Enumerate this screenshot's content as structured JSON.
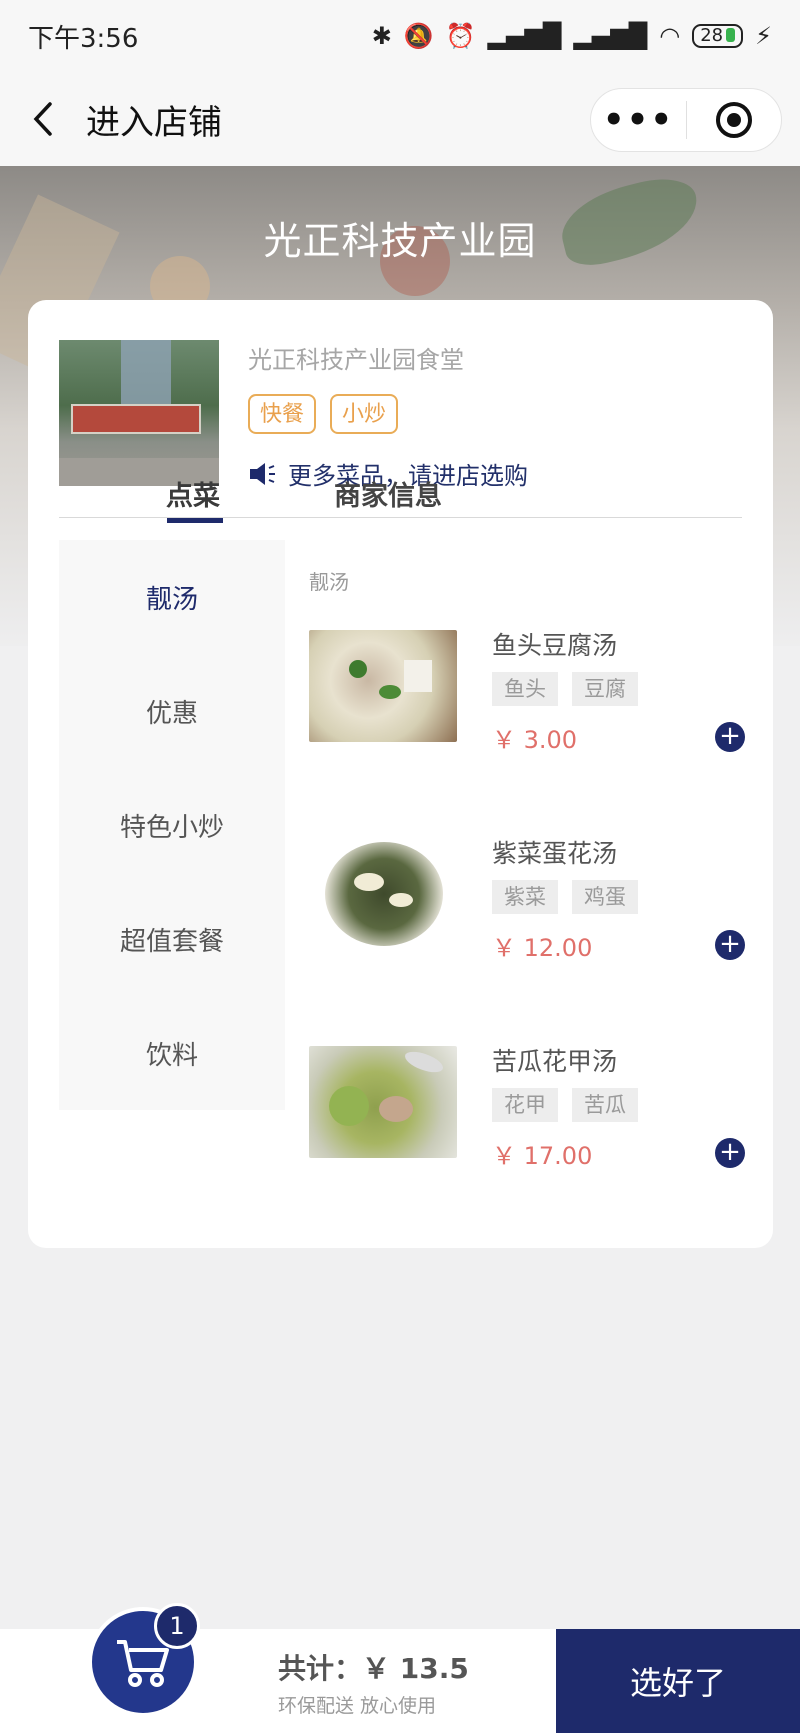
{
  "status_bar": {
    "time": "下午3:56",
    "battery": "28"
  },
  "nav": {
    "title": "进入店铺",
    "more_icon": "•••"
  },
  "hero": {
    "title": "光正科技产业园"
  },
  "shop": {
    "name": "光正科技产业园食堂",
    "tags": [
      "快餐",
      "小炒"
    ],
    "notice": "更多菜品，请进店选购"
  },
  "tabs": [
    {
      "label": "点菜",
      "active": true
    },
    {
      "label": "商家信息",
      "active": false
    }
  ],
  "categories": [
    {
      "label": "靓汤",
      "active": true
    },
    {
      "label": "优惠",
      "active": false
    },
    {
      "label": "特色小炒",
      "active": false
    },
    {
      "label": "超值套餐",
      "active": false
    },
    {
      "label": "饮料",
      "active": false
    }
  ],
  "section": {
    "title": "靓汤"
  },
  "dishes": [
    {
      "name": "鱼头豆腐汤",
      "tags": [
        "鱼头",
        "豆腐"
      ],
      "price": "￥ 3.00"
    },
    {
      "name": "紫菜蛋花汤",
      "tags": [
        "紫菜",
        "鸡蛋"
      ],
      "price": "￥ 12.00"
    },
    {
      "name": "苦瓜花甲汤",
      "tags": [
        "花甲",
        "苦瓜"
      ],
      "price": "￥ 17.00"
    }
  ],
  "cart": {
    "count": "1",
    "total": "共计：￥ 13.5",
    "subtitle": "环保配送 放心使用",
    "submit_label": "选好了"
  },
  "colors": {
    "brand_navy": "#1e2a6b",
    "tag_orange": "#e9a04c",
    "price_red": "#e0706a"
  }
}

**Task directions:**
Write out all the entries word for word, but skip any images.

**Response to the task:**
Enumerate this screenshot's content as structured JSON.
{
  "status_bar": {
    "time": "下午3:56",
    "battery": "28"
  },
  "nav": {
    "title": "进入店铺",
    "more_icon": "•••"
  },
  "hero": {
    "title": "光正科技产业园"
  },
  "shop": {
    "name": "光正科技产业园食堂",
    "tags": [
      "快餐",
      "小炒"
    ],
    "notice": "更多菜品，请进店选购"
  },
  "tabs": [
    {
      "label": "点菜",
      "active": true
    },
    {
      "label": "商家信息",
      "active": false
    }
  ],
  "categories": [
    {
      "label": "靓汤",
      "active": true
    },
    {
      "label": "优惠",
      "active": false
    },
    {
      "label": "特色小炒",
      "active": false
    },
    {
      "label": "超值套餐",
      "active": false
    },
    {
      "label": "饮料",
      "active": false
    }
  ],
  "section": {
    "title": "靓汤"
  },
  "dishes": [
    {
      "name": "鱼头豆腐汤",
      "tags": [
        "鱼头",
        "豆腐"
      ],
      "price": "￥ 3.00"
    },
    {
      "name": "紫菜蛋花汤",
      "tags": [
        "紫菜",
        "鸡蛋"
      ],
      "price": "￥ 12.00"
    },
    {
      "name": "苦瓜花甲汤",
      "tags": [
        "花甲",
        "苦瓜"
      ],
      "price": "￥ 17.00"
    }
  ],
  "cart": {
    "count": "1",
    "total": "共计：￥ 13.5",
    "subtitle": "环保配送 放心使用",
    "submit_label": "选好了"
  },
  "colors": {
    "brand_navy": "#1e2a6b",
    "tag_orange": "#e9a04c",
    "price_red": "#e0706a"
  }
}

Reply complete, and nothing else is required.